Problem requirements ▸ The records below are to be restated word for word, with every picture left out.

** Exercise material follows **

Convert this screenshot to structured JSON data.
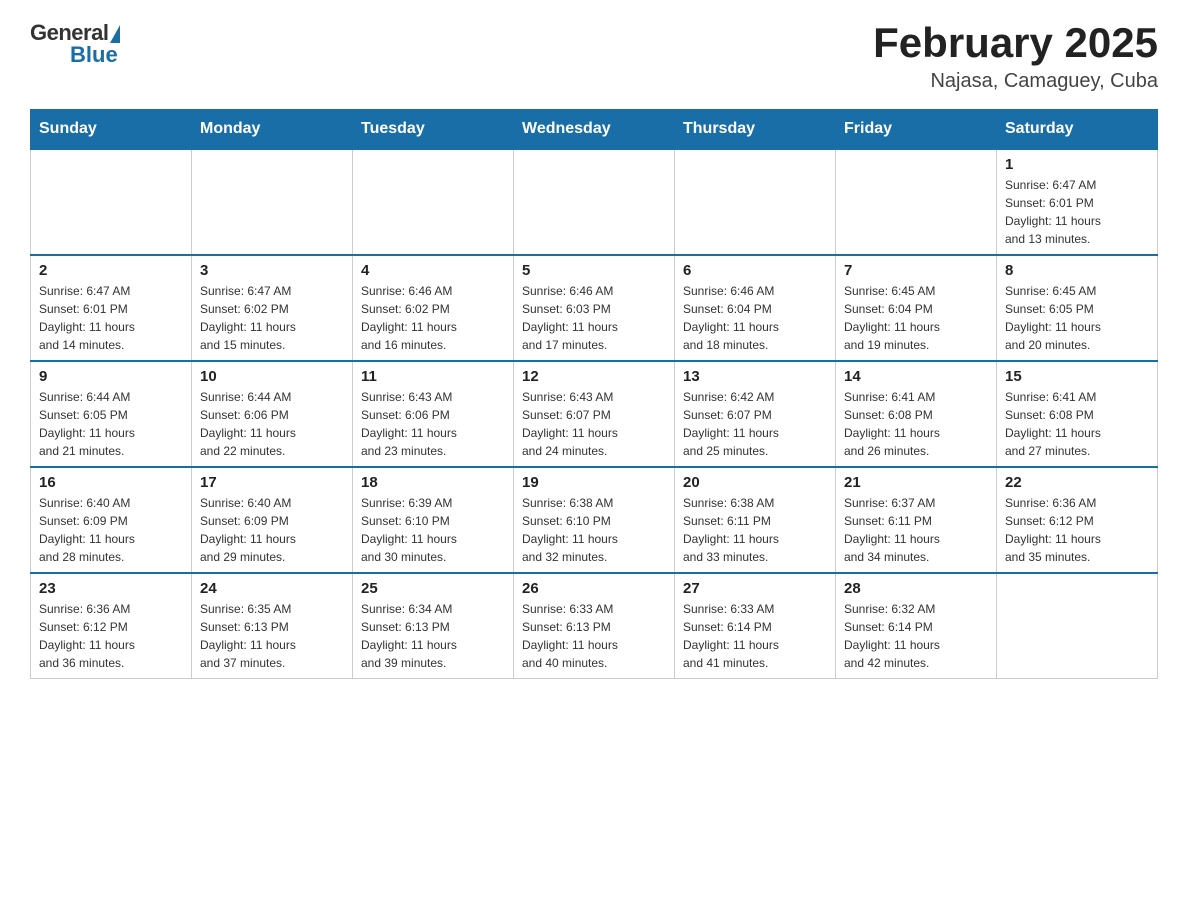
{
  "header": {
    "logo": {
      "general": "General",
      "blue": "Blue"
    },
    "title": "February 2025",
    "subtitle": "Najasa, Camaguey, Cuba"
  },
  "weekdays": [
    "Sunday",
    "Monday",
    "Tuesday",
    "Wednesday",
    "Thursday",
    "Friday",
    "Saturday"
  ],
  "weeks": [
    [
      {
        "day": "",
        "info": ""
      },
      {
        "day": "",
        "info": ""
      },
      {
        "day": "",
        "info": ""
      },
      {
        "day": "",
        "info": ""
      },
      {
        "day": "",
        "info": ""
      },
      {
        "day": "",
        "info": ""
      },
      {
        "day": "1",
        "info": "Sunrise: 6:47 AM\nSunset: 6:01 PM\nDaylight: 11 hours\nand 13 minutes."
      }
    ],
    [
      {
        "day": "2",
        "info": "Sunrise: 6:47 AM\nSunset: 6:01 PM\nDaylight: 11 hours\nand 14 minutes."
      },
      {
        "day": "3",
        "info": "Sunrise: 6:47 AM\nSunset: 6:02 PM\nDaylight: 11 hours\nand 15 minutes."
      },
      {
        "day": "4",
        "info": "Sunrise: 6:46 AM\nSunset: 6:02 PM\nDaylight: 11 hours\nand 16 minutes."
      },
      {
        "day": "5",
        "info": "Sunrise: 6:46 AM\nSunset: 6:03 PM\nDaylight: 11 hours\nand 17 minutes."
      },
      {
        "day": "6",
        "info": "Sunrise: 6:46 AM\nSunset: 6:04 PM\nDaylight: 11 hours\nand 18 minutes."
      },
      {
        "day": "7",
        "info": "Sunrise: 6:45 AM\nSunset: 6:04 PM\nDaylight: 11 hours\nand 19 minutes."
      },
      {
        "day": "8",
        "info": "Sunrise: 6:45 AM\nSunset: 6:05 PM\nDaylight: 11 hours\nand 20 minutes."
      }
    ],
    [
      {
        "day": "9",
        "info": "Sunrise: 6:44 AM\nSunset: 6:05 PM\nDaylight: 11 hours\nand 21 minutes."
      },
      {
        "day": "10",
        "info": "Sunrise: 6:44 AM\nSunset: 6:06 PM\nDaylight: 11 hours\nand 22 minutes."
      },
      {
        "day": "11",
        "info": "Sunrise: 6:43 AM\nSunset: 6:06 PM\nDaylight: 11 hours\nand 23 minutes."
      },
      {
        "day": "12",
        "info": "Sunrise: 6:43 AM\nSunset: 6:07 PM\nDaylight: 11 hours\nand 24 minutes."
      },
      {
        "day": "13",
        "info": "Sunrise: 6:42 AM\nSunset: 6:07 PM\nDaylight: 11 hours\nand 25 minutes."
      },
      {
        "day": "14",
        "info": "Sunrise: 6:41 AM\nSunset: 6:08 PM\nDaylight: 11 hours\nand 26 minutes."
      },
      {
        "day": "15",
        "info": "Sunrise: 6:41 AM\nSunset: 6:08 PM\nDaylight: 11 hours\nand 27 minutes."
      }
    ],
    [
      {
        "day": "16",
        "info": "Sunrise: 6:40 AM\nSunset: 6:09 PM\nDaylight: 11 hours\nand 28 minutes."
      },
      {
        "day": "17",
        "info": "Sunrise: 6:40 AM\nSunset: 6:09 PM\nDaylight: 11 hours\nand 29 minutes."
      },
      {
        "day": "18",
        "info": "Sunrise: 6:39 AM\nSunset: 6:10 PM\nDaylight: 11 hours\nand 30 minutes."
      },
      {
        "day": "19",
        "info": "Sunrise: 6:38 AM\nSunset: 6:10 PM\nDaylight: 11 hours\nand 32 minutes."
      },
      {
        "day": "20",
        "info": "Sunrise: 6:38 AM\nSunset: 6:11 PM\nDaylight: 11 hours\nand 33 minutes."
      },
      {
        "day": "21",
        "info": "Sunrise: 6:37 AM\nSunset: 6:11 PM\nDaylight: 11 hours\nand 34 minutes."
      },
      {
        "day": "22",
        "info": "Sunrise: 6:36 AM\nSunset: 6:12 PM\nDaylight: 11 hours\nand 35 minutes."
      }
    ],
    [
      {
        "day": "23",
        "info": "Sunrise: 6:36 AM\nSunset: 6:12 PM\nDaylight: 11 hours\nand 36 minutes."
      },
      {
        "day": "24",
        "info": "Sunrise: 6:35 AM\nSunset: 6:13 PM\nDaylight: 11 hours\nand 37 minutes."
      },
      {
        "day": "25",
        "info": "Sunrise: 6:34 AM\nSunset: 6:13 PM\nDaylight: 11 hours\nand 39 minutes."
      },
      {
        "day": "26",
        "info": "Sunrise: 6:33 AM\nSunset: 6:13 PM\nDaylight: 11 hours\nand 40 minutes."
      },
      {
        "day": "27",
        "info": "Sunrise: 6:33 AM\nSunset: 6:14 PM\nDaylight: 11 hours\nand 41 minutes."
      },
      {
        "day": "28",
        "info": "Sunrise: 6:32 AM\nSunset: 6:14 PM\nDaylight: 11 hours\nand 42 minutes."
      },
      {
        "day": "",
        "info": ""
      }
    ]
  ]
}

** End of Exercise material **

Answer space ▸
Convert this screenshot to structured JSON data.
{
  "header": {
    "logo": {
      "general": "General",
      "blue": "Blue"
    },
    "title": "February 2025",
    "subtitle": "Najasa, Camaguey, Cuba"
  },
  "weekdays": [
    "Sunday",
    "Monday",
    "Tuesday",
    "Wednesday",
    "Thursday",
    "Friday",
    "Saturday"
  ],
  "weeks": [
    [
      {
        "day": "",
        "info": ""
      },
      {
        "day": "",
        "info": ""
      },
      {
        "day": "",
        "info": ""
      },
      {
        "day": "",
        "info": ""
      },
      {
        "day": "",
        "info": ""
      },
      {
        "day": "",
        "info": ""
      },
      {
        "day": "1",
        "info": "Sunrise: 6:47 AM\nSunset: 6:01 PM\nDaylight: 11 hours\nand 13 minutes."
      }
    ],
    [
      {
        "day": "2",
        "info": "Sunrise: 6:47 AM\nSunset: 6:01 PM\nDaylight: 11 hours\nand 14 minutes."
      },
      {
        "day": "3",
        "info": "Sunrise: 6:47 AM\nSunset: 6:02 PM\nDaylight: 11 hours\nand 15 minutes."
      },
      {
        "day": "4",
        "info": "Sunrise: 6:46 AM\nSunset: 6:02 PM\nDaylight: 11 hours\nand 16 minutes."
      },
      {
        "day": "5",
        "info": "Sunrise: 6:46 AM\nSunset: 6:03 PM\nDaylight: 11 hours\nand 17 minutes."
      },
      {
        "day": "6",
        "info": "Sunrise: 6:46 AM\nSunset: 6:04 PM\nDaylight: 11 hours\nand 18 minutes."
      },
      {
        "day": "7",
        "info": "Sunrise: 6:45 AM\nSunset: 6:04 PM\nDaylight: 11 hours\nand 19 minutes."
      },
      {
        "day": "8",
        "info": "Sunrise: 6:45 AM\nSunset: 6:05 PM\nDaylight: 11 hours\nand 20 minutes."
      }
    ],
    [
      {
        "day": "9",
        "info": "Sunrise: 6:44 AM\nSunset: 6:05 PM\nDaylight: 11 hours\nand 21 minutes."
      },
      {
        "day": "10",
        "info": "Sunrise: 6:44 AM\nSunset: 6:06 PM\nDaylight: 11 hours\nand 22 minutes."
      },
      {
        "day": "11",
        "info": "Sunrise: 6:43 AM\nSunset: 6:06 PM\nDaylight: 11 hours\nand 23 minutes."
      },
      {
        "day": "12",
        "info": "Sunrise: 6:43 AM\nSunset: 6:07 PM\nDaylight: 11 hours\nand 24 minutes."
      },
      {
        "day": "13",
        "info": "Sunrise: 6:42 AM\nSunset: 6:07 PM\nDaylight: 11 hours\nand 25 minutes."
      },
      {
        "day": "14",
        "info": "Sunrise: 6:41 AM\nSunset: 6:08 PM\nDaylight: 11 hours\nand 26 minutes."
      },
      {
        "day": "15",
        "info": "Sunrise: 6:41 AM\nSunset: 6:08 PM\nDaylight: 11 hours\nand 27 minutes."
      }
    ],
    [
      {
        "day": "16",
        "info": "Sunrise: 6:40 AM\nSunset: 6:09 PM\nDaylight: 11 hours\nand 28 minutes."
      },
      {
        "day": "17",
        "info": "Sunrise: 6:40 AM\nSunset: 6:09 PM\nDaylight: 11 hours\nand 29 minutes."
      },
      {
        "day": "18",
        "info": "Sunrise: 6:39 AM\nSunset: 6:10 PM\nDaylight: 11 hours\nand 30 minutes."
      },
      {
        "day": "19",
        "info": "Sunrise: 6:38 AM\nSunset: 6:10 PM\nDaylight: 11 hours\nand 32 minutes."
      },
      {
        "day": "20",
        "info": "Sunrise: 6:38 AM\nSunset: 6:11 PM\nDaylight: 11 hours\nand 33 minutes."
      },
      {
        "day": "21",
        "info": "Sunrise: 6:37 AM\nSunset: 6:11 PM\nDaylight: 11 hours\nand 34 minutes."
      },
      {
        "day": "22",
        "info": "Sunrise: 6:36 AM\nSunset: 6:12 PM\nDaylight: 11 hours\nand 35 minutes."
      }
    ],
    [
      {
        "day": "23",
        "info": "Sunrise: 6:36 AM\nSunset: 6:12 PM\nDaylight: 11 hours\nand 36 minutes."
      },
      {
        "day": "24",
        "info": "Sunrise: 6:35 AM\nSunset: 6:13 PM\nDaylight: 11 hours\nand 37 minutes."
      },
      {
        "day": "25",
        "info": "Sunrise: 6:34 AM\nSunset: 6:13 PM\nDaylight: 11 hours\nand 39 minutes."
      },
      {
        "day": "26",
        "info": "Sunrise: 6:33 AM\nSunset: 6:13 PM\nDaylight: 11 hours\nand 40 minutes."
      },
      {
        "day": "27",
        "info": "Sunrise: 6:33 AM\nSunset: 6:14 PM\nDaylight: 11 hours\nand 41 minutes."
      },
      {
        "day": "28",
        "info": "Sunrise: 6:32 AM\nSunset: 6:14 PM\nDaylight: 11 hours\nand 42 minutes."
      },
      {
        "day": "",
        "info": ""
      }
    ]
  ]
}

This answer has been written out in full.